Thursday, April 2, 2009

The Sacred Heart and God's Mercy: Parish Mission in Southern Maryland

April 2, 2009

Peace and Good,

I recently had a mission in Sacred Heart Parish in LaPlata, Maryland. The town is famous because of a recent disaster. A few years ago a terribly powerful tornado passed through the town and devastated most of the downtown area, missing the Church by only a few hundred yards. It has all been rebuilt and now offers a beautiful tourist site.

Like most of the missions this year, the theme was the letters of St. Paul. Even though this must be the tenth time I have done some of the talks, I continue to marvel at Paul's insights. I keep being asked how did he figure this all out. Some of it was his temperament (he was definitely a type A personality). Some of it was his classical Greek and rabbinic training. Some of it was his mystical experience (e.g. the road to Damascus, being taken up into third heaven). But so much was the unique blend of all of the above and his own response to the call.

In the Church, there is a stained glass window of the apparition of the Sacred Heart to St. Margaret Mary. As part of the mission, I spoke about the story of how Margaret Mary's spiritual director did not believe her when she told him about the apparitions. He told her that he would believe her if next time Jesus appeared, she would ask him what sins he had confessed the past week. She did this, and Jesus' response was "I forgot." Obviously, as God, he could not forget, but he was telling her that he had let go of it, it is time to forgive ourselves as well. So many people hold on to their sins for so long, letting them torture them long after they have confessed them.

Being a history buff, I also noticed that the Mudd family has offices near the Church. Their ancestor is Dr. Mudd who treated John Wilkes Booth after he assassinated Abraham Lincoln. He was imprisoned for being part of the plot, although many people and especially the family feel that he was not complicit to what had happened. This is where the expression, "his name is mud," comes from.

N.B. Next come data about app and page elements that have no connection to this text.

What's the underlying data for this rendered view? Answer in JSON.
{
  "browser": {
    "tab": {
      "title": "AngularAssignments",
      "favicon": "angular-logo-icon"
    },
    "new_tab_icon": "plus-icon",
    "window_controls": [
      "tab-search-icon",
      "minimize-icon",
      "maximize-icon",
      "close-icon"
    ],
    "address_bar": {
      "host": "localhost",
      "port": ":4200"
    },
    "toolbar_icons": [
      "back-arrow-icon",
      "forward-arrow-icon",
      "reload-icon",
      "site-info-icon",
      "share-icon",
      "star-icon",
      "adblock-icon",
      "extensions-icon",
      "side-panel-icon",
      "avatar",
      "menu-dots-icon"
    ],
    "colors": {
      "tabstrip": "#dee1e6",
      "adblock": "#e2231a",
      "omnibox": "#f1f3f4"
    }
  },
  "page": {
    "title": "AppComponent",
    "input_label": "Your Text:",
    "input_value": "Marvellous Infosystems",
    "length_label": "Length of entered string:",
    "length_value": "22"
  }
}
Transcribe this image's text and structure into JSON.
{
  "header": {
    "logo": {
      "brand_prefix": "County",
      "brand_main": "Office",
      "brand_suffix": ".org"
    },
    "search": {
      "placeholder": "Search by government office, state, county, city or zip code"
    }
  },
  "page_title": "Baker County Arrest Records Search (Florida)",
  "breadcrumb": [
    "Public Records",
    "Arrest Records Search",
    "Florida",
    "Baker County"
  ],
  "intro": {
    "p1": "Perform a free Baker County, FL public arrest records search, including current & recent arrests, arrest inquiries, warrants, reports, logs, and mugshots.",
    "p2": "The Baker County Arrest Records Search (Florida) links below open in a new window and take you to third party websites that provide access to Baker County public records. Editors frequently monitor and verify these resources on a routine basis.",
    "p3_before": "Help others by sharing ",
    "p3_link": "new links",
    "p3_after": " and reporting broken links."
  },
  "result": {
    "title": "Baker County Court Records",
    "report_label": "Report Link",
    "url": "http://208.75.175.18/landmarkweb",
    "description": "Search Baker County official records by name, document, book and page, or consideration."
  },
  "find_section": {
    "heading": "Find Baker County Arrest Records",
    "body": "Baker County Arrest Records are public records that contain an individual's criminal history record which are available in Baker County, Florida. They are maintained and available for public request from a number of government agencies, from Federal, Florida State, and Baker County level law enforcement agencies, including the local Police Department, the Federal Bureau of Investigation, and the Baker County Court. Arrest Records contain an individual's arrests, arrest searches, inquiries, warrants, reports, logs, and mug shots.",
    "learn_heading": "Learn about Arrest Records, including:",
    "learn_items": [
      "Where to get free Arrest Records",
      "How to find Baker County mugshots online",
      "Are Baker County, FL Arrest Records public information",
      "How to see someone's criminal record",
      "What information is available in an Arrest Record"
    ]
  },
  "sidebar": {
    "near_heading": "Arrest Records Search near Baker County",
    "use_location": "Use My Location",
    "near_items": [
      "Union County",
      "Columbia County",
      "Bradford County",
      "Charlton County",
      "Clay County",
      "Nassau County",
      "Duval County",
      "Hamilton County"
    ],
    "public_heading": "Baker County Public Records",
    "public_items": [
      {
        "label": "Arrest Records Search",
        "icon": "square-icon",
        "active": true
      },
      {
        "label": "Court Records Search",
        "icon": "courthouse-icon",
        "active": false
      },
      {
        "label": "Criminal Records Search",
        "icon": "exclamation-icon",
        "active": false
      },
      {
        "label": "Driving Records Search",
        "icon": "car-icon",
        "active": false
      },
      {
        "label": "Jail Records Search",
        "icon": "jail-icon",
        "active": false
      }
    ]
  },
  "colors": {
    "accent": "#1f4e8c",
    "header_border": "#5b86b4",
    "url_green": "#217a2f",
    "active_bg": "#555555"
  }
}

I noticed the unusual accent in southern Maryland while I was there. It is an interesting mixture of the Baltimore accent with something that sounds like a mix between southern and English. They tell me that it derives from the accent of the original settlers back in the seventeenth century.

You'll all be in my prayers as we begin Holy Week. I'll be in Pittsburgh this coming week at Ss. John and Paul Parish in Sewickly.


fr. Jude


  1. Father,Dr. Mudd wasn't executed. He went to prison for many years but was eventually released because of his heroic work during a Yellow Fever epidemic.

  2. Peace and Good,
    Thanks for the clarification. I'll edit the original text.